Not including the actual camera application itself, I currently have 20 photo related apps on my phone. All of which enable the manipulation, alteration and adulteration of images to a greater or lesser degree. I suspect you may think I have a problem and indeed, I have. One that I acknowledge in my Instagram bio, which states "No photo posted willing unaltered".
The reason for the many and varied editing tools, is not that I seek to improve on the majesty of nature but rather on my own photographic skills. Thanks to an impressive range of almost inconsequential eye issues, I have some difficulty in spotting when something is in focus. To me the world is a place of ever-so-slightly-fuzzy edges at every distance; from right under my nose to far, far away. On a day to day basis it's not too inconvenient but it does make me aware of my photographic limitations. Something compounded by having an awful lot of friends who are filmmakers.
Hence 20 photo apps and many minutes spent tweaking images before hitting publish.
And hence my interest in the #NoFilterFeb challenge and what it stands for. Perpetuating the myths of perfection that only create unease and unhappiness in others and in ourselves.
This message hit me in full on Monday when I received a surprise gift. Opening a package that I expected to be a wireless presentation remote. I found it contained a small, rather beautiful, leather bound notebook, with no clue as to the sender. Of course a photo had to be sent to the suspected present-giver and, on reflection, I gave almost no thought to that action. Just a quick snap, a quick caption of thanks and the deed was done.
What took longer and more effort was the photo I took for Instagram. Knowing that I wasn't going to use a filter and suspecting that using any form of editing might not be in the spirit of the month. I had to put more effort into the shot itself. I had to try and find decent lighting in the florescent office environment. I had to make sure that the selected background would make the brown leather pop by itself, not because I'd upped the saturation levels. I had to make sure that framing was right and, that the damn thing was in focus.
For a change, I couldn't rely on fixing it the edit. Instead I had to pay attention to what I was creating. And I have to admit, at the time, I thought it was a pain.
I was wrong, about a few things.
In having to pay attention to what I was doing, I paid more attention to the gift than I might have if it had arrived in January. Not just to its physical attributes but also to what I would use it for, where and how. I thought about perhaps buying a new pen, one more befitting than a biro. I thought about how it might look in a few years time, after the stiff leather had worn with use and what might sprout from the ideas scrawled in it.
Yet even with No Filter February at the front of mind, I was still paying attention to exactly the wrong thing at the wrong time. I was paying attention to the wrong people too. This to me is what No Filter Feb is all about. It's not about the filters on the photos. It's about the filters we use on ourselves and also about who we chose to present that altered version to.

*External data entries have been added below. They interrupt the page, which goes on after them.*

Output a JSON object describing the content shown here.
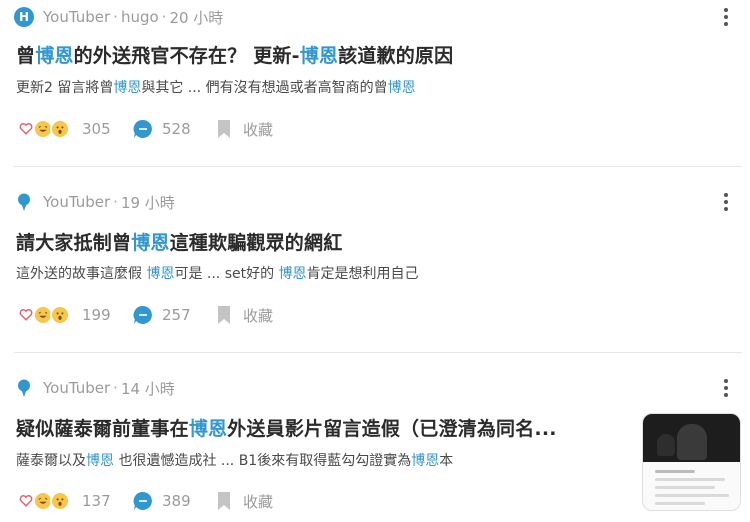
{
  "colors": {
    "accent": "#3397cf",
    "meta": "#9b9b9b",
    "heart": "#e8606b",
    "emoji": "#f7c64a"
  },
  "icons": {
    "more": "more-vertical-icon",
    "comment": "comment-bubble-icon",
    "save": "bookmark-icon",
    "pin_avatar": "pin-icon"
  },
  "posts": [
    {
      "avatar_letter": "H",
      "forum": "YouTuber",
      "author": "hugo",
      "time": "20 小時",
      "title_parts": [
        "曾",
        "博恩",
        "的外送飛官不存在？ 更新-",
        "博恩",
        "該道歉的原因"
      ],
      "excerpt_parts": [
        "更新2 留言將曾",
        "博恩",
        "與其它 ... 們有沒有想過或者高智商的曾",
        "博恩",
        ""
      ],
      "reactions": "305",
      "comments": "528",
      "save_label": "收藏"
    },
    {
      "forum": "YouTuber",
      "time": "19 小時",
      "title_parts": [
        "請大家抵制曾",
        "博恩",
        "這種欺騙觀眾的網紅",
        "",
        ""
      ],
      "excerpt_parts": [
        "這外送的故事這麼假 ",
        "博恩",
        "可是 ... set好的 ",
        "博恩",
        "肯定是想利用自己"
      ],
      "reactions": "199",
      "comments": "257",
      "save_label": "收藏"
    },
    {
      "forum": "YouTuber",
      "time": "14 小時",
      "title_parts": [
        "疑似薩泰爾前董事在",
        "博恩",
        "外送員影片留言造假（已澄清為同名...",
        "",
        ""
      ],
      "excerpt_parts": [
        "薩泰爾以及",
        "博恩",
        " 也很遺憾造成社 ... B1後來有取得藍勾勾證實為",
        "博恩",
        "本"
      ],
      "reactions": "137",
      "comments": "389",
      "save_label": "收藏"
    }
  ],
  "separator": "·"
}
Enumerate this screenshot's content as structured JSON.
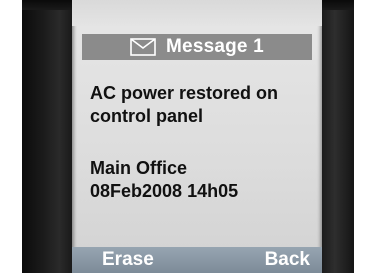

In the act of examining the notebook I was more concerned with crafting an image to share with the world. More concerned with creating an image to show that someone loves me enough to send me a thoughtful and unexpected present. A someone who doesn't use any form of social media and had to make do with a quick snap to show my appreciation.
- KERRY GAFFNEY